Scan the listing and copy each line where the word "title" is present.

• • • • •

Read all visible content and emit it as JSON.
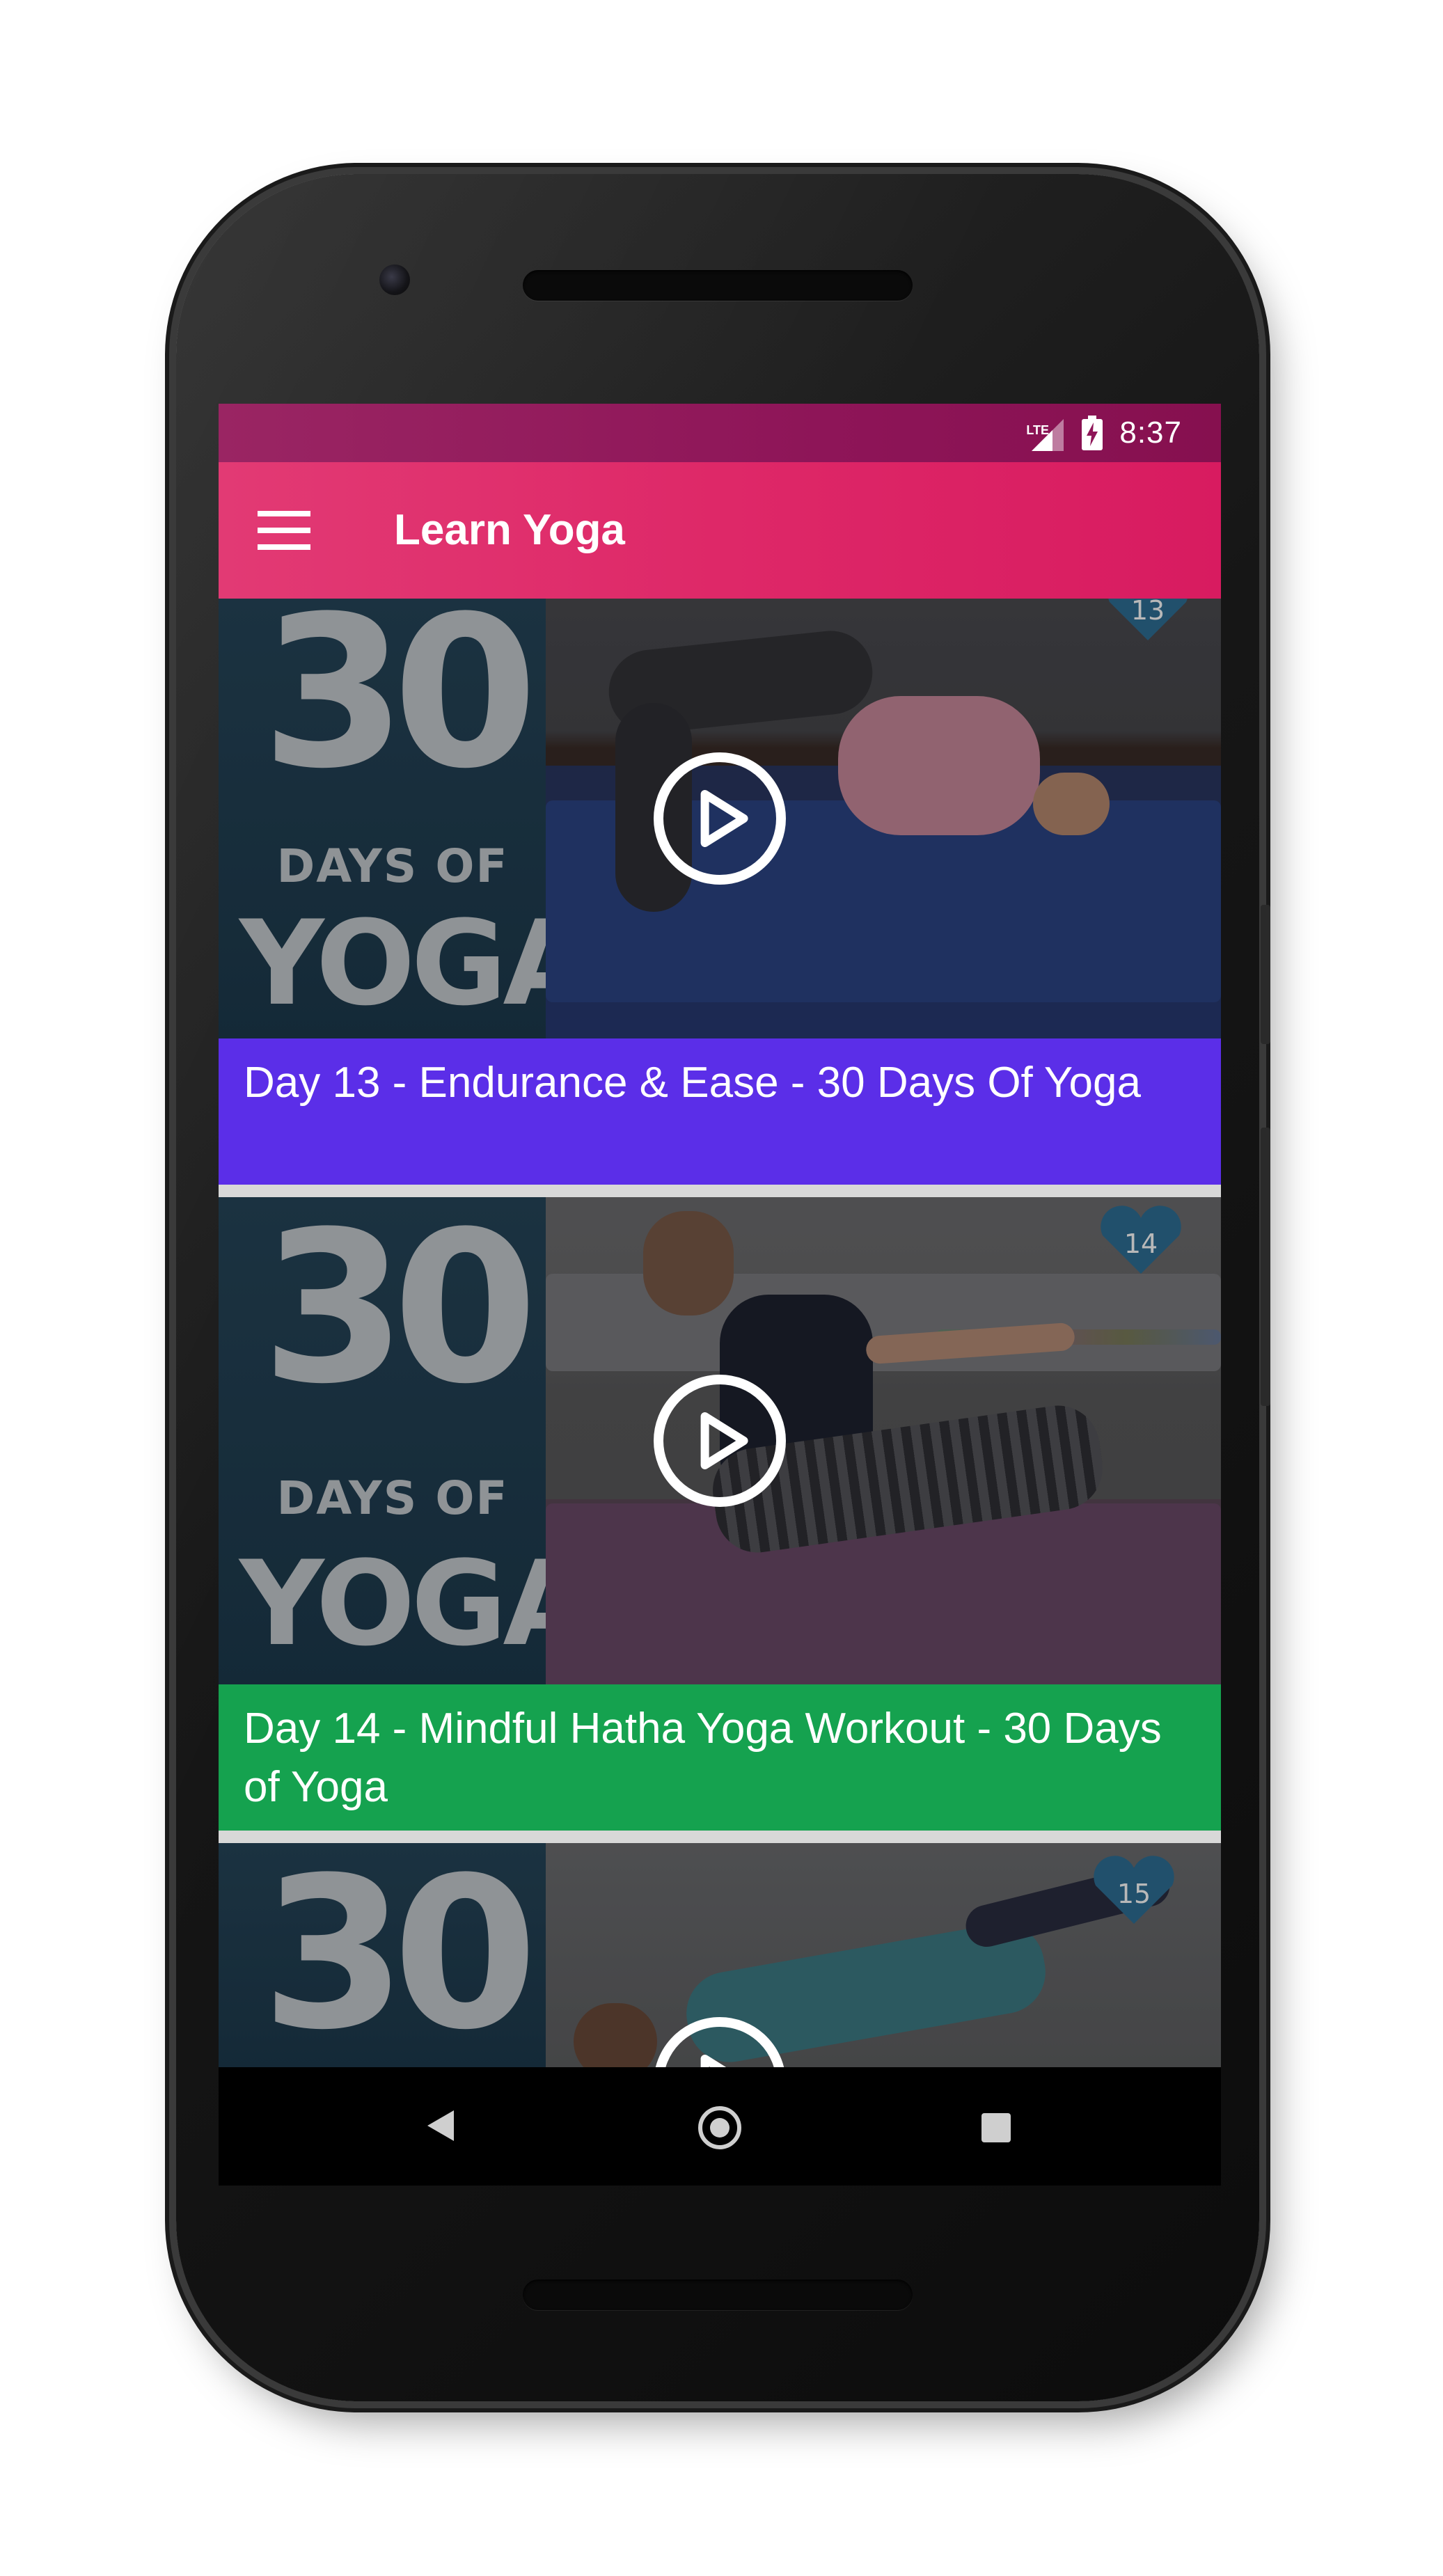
{
  "status_bar": {
    "network_label": "LTE",
    "time": "8:37",
    "icons": [
      "lte-signal-icon",
      "battery-charging-icon"
    ]
  },
  "app_bar": {
    "title": "Learn Yoga",
    "menu_icon": "hamburger-menu-icon"
  },
  "videos": [
    {
      "title": "Day 13 - Endurance & Ease - 30 Days Of Yoga",
      "poster_number": "30",
      "poster_days": "DAYS OF",
      "poster_yoga": "YOGA",
      "badge_number": "13",
      "band_color": "#5b2ee8"
    },
    {
      "title": "Day 14 - Mindful Hatha Yoga Workout - 30 Days of Yoga",
      "poster_number": "30",
      "poster_days": "DAYS OF",
      "poster_yoga": "YOGA",
      "badge_number": "14",
      "band_color": "#15a24f"
    },
    {
      "title": "",
      "poster_number": "30",
      "badge_number": "15"
    }
  ],
  "nav_bar": {
    "icons": [
      "back-icon",
      "home-icon",
      "recents-icon"
    ]
  },
  "colors": {
    "status_bar": "#8e1558",
    "app_bar": "#d81b60",
    "accent_purple": "#5b2ee8",
    "accent_green": "#15a24f"
  }
}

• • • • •

▸ **RESPONSE TO THIS EXERCISE**
    "title": "Learn Yoga",
      "title": "Day 13 - Endurance & Ease - 30 Days Of Yoga",
      "title": "Day 14 - Mindful Hatha Yoga Workout - 30 Days of Yoga",
      "title": "",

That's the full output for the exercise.